» TASK GOAL: I would like each line of the data that holds the word "免费额度" copied out.

── SOURCE MATERIAL ──

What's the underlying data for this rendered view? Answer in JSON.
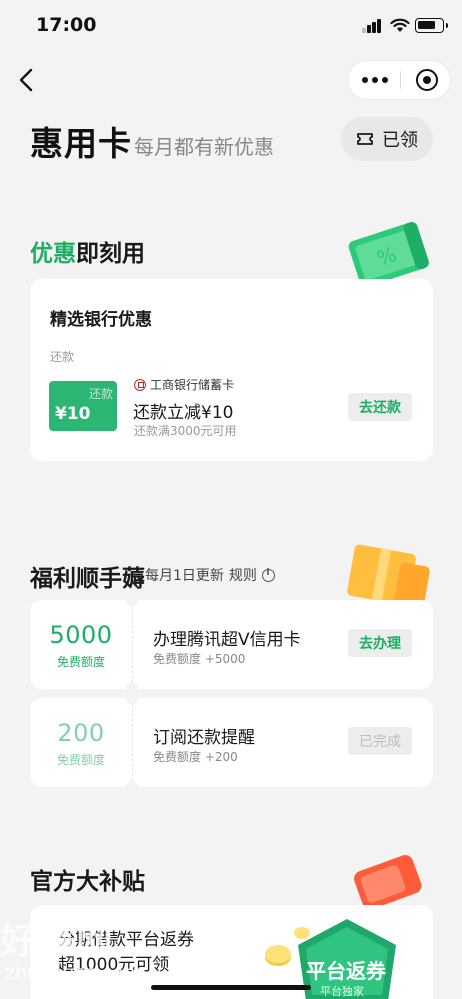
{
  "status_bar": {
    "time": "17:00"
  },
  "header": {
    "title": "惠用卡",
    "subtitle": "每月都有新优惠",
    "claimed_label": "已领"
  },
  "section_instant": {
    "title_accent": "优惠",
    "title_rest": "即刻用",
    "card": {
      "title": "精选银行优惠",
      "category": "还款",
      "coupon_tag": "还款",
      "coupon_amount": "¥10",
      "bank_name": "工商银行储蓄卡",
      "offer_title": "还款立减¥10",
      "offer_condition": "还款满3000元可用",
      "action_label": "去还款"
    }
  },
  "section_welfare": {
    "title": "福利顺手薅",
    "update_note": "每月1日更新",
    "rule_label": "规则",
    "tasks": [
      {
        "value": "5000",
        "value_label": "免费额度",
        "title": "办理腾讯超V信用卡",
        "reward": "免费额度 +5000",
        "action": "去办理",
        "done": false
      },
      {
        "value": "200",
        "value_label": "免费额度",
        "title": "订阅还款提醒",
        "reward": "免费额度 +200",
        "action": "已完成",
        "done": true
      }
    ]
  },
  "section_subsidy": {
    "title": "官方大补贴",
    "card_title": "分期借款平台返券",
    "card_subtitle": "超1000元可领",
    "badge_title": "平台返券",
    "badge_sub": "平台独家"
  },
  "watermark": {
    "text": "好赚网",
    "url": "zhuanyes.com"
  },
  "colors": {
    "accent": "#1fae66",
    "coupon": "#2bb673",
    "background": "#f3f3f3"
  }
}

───

» RESPONSE:
        "value_label": "免费额度",
        "reward": "免费额度 +5000",
        "value_label": "免费额度",
        "reward": "免费额度 +200",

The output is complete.